▶ **TASK BRIEF**
Within the records, find every line that includes the word "icon" and copy it.

▶ **SUPPLIED MATERIAL**
--- START ---

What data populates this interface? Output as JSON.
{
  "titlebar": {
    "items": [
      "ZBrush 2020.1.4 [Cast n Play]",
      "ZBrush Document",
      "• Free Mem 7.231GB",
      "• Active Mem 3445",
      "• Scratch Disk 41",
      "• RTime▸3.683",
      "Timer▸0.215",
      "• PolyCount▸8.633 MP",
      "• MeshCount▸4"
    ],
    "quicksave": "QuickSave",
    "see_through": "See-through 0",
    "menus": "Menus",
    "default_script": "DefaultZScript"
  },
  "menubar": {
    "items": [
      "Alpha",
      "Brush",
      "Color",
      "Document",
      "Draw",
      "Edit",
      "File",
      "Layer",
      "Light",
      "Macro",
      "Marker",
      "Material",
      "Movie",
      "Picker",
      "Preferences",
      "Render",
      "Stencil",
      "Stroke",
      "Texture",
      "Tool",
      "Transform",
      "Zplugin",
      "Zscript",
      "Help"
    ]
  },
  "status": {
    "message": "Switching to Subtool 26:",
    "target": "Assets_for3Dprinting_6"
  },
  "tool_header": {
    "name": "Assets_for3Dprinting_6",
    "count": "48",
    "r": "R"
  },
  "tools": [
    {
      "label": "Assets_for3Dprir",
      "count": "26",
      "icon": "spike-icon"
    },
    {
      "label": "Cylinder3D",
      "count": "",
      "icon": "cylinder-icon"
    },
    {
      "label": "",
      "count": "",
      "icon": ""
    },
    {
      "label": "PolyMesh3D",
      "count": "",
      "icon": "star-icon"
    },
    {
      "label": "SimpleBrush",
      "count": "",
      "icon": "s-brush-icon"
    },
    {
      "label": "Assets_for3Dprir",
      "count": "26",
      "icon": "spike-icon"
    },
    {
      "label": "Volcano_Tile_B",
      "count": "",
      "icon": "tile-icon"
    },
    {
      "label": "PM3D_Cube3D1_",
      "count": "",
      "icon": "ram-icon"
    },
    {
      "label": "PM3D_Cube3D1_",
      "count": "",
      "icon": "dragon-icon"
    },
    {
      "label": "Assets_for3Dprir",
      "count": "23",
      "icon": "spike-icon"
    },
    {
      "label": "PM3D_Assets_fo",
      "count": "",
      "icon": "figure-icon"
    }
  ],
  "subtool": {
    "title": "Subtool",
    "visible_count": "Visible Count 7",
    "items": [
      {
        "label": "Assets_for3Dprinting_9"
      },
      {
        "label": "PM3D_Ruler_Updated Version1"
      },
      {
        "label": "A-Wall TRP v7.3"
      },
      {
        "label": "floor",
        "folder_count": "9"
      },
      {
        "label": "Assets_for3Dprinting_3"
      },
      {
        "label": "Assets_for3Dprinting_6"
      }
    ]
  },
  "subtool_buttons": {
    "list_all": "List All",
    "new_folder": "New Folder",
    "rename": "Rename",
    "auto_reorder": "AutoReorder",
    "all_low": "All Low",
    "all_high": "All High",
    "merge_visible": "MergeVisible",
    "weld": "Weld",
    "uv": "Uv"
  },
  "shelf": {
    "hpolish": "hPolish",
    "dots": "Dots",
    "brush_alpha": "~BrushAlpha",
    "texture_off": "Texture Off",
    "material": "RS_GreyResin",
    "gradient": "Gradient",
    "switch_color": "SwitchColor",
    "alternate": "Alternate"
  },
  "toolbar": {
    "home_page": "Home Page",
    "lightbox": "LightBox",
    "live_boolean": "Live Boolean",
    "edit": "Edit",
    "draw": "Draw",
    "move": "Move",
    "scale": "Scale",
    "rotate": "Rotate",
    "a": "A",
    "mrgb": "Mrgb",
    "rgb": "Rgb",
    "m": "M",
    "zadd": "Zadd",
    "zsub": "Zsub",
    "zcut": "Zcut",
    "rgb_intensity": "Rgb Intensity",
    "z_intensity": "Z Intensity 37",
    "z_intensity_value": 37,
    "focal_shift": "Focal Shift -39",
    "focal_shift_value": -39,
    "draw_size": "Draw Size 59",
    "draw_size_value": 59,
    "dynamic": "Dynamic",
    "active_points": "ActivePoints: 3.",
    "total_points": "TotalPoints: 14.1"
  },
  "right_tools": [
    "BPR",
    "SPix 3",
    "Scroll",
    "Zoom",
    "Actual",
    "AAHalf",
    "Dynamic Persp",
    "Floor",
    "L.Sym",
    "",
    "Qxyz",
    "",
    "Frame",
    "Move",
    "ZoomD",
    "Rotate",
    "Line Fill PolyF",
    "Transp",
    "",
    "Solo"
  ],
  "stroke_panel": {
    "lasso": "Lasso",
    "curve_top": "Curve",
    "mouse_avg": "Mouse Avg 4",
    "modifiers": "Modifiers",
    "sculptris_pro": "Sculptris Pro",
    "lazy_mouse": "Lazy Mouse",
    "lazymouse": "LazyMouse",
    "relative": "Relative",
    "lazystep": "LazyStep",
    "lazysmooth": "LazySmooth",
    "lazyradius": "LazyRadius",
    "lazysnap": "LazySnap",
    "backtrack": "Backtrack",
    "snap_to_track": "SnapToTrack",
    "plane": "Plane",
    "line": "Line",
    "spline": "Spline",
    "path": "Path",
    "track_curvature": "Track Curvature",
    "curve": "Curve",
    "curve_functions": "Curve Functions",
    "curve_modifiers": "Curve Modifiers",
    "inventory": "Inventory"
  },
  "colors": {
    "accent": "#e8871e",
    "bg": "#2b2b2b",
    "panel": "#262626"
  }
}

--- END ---

▶ **RESPONSE BOX**
      "icon": "spike-icon"
      "icon": "cylinder-icon"
      "icon": ""
      "icon": "star-icon"
      "icon": "s-brush-icon"
      "icon": "spike-icon"
      "icon": "tile-icon"
      "icon": "ram-icon"
      "icon": "dragon-icon"
      "icon": "spike-icon"
      "icon": "figure-icon"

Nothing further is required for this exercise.